* [Directions for this task] Each entry below needs to be copied exactly, with nothing dropped.

* [Data provided]
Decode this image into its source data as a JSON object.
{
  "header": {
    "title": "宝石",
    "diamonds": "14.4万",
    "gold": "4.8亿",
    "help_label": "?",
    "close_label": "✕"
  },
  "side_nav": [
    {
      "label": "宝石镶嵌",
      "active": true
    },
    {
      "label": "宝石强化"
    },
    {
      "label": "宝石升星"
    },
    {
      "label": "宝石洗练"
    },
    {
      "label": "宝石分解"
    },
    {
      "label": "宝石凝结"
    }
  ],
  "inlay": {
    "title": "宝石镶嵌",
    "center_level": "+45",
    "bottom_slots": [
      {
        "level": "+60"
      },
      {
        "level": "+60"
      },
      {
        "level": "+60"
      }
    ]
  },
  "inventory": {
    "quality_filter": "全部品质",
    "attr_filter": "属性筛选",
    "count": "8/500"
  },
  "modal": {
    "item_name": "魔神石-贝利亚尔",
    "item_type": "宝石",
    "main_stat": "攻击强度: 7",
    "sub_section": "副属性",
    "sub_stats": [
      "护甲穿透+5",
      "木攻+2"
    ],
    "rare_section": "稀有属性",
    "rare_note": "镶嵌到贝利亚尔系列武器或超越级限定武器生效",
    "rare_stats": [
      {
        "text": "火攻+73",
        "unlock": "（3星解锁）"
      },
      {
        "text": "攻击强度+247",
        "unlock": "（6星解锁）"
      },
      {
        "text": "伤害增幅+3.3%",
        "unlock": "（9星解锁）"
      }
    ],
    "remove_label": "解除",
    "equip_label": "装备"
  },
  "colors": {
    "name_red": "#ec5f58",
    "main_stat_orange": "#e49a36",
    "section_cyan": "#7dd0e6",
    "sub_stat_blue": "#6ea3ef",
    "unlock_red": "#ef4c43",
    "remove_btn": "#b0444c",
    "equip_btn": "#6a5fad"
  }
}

* [Your solution]
Decode this image into its source data as a JSON object.
{
  "header": {
    "title": "宝石",
    "diamonds": "14.4万",
    "gold": "4.8亿",
    "help_label": "?",
    "close_label": "✕"
  },
  "side_nav": [
    {
      "label": "宝石镶嵌",
      "active": true
    },
    {
      "label": "宝石强化"
    },
    {
      "label": "宝石升星"
    },
    {
      "label": "宝石洗练"
    },
    {
      "label": "宝石分解"
    },
    {
      "label": "宝石凝结"
    }
  ],
  "inlay": {
    "title": "宝石镶嵌",
    "center_level": "+45",
    "bottom_slots": [
      {
        "level": "+60"
      },
      {
        "level": "+60"
      },
      {
        "level": "+60"
      }
    ]
  },
  "inventory": {
    "quality_filter": "全部品质",
    "attr_filter": "属性筛选",
    "count": "8/500"
  },
  "modal": {
    "item_name": "魔神石-贝利亚尔",
    "item_type": "宝石",
    "main_stat": "攻击强度: 7",
    "sub_section": "副属性",
    "sub_stats": [
      "护甲穿透+5",
      "木攻+2"
    ],
    "rare_section": "稀有属性",
    "rare_note": "镶嵌到贝利亚尔系列武器或超越级限定武器生效",
    "rare_stats": [
      {
        "text": "火攻+73",
        "unlock": "（3星解锁）"
      },
      {
        "text": "攻击强度+247",
        "unlock": "（6星解锁）"
      },
      {
        "text": "伤害增幅+3.3%",
        "unlock": "（9星解锁）"
      }
    ],
    "remove_label": "解除",
    "equip_label": "装备"
  },
  "colors": {
    "name_red": "#ec5f58",
    "main_stat_orange": "#e49a36",
    "section_cyan": "#7dd0e6",
    "sub_stat_blue": "#6ea3ef",
    "unlock_red": "#ef4c43",
    "remove_btn": "#b0444c",
    "equip_btn": "#6a5fad"
  }
}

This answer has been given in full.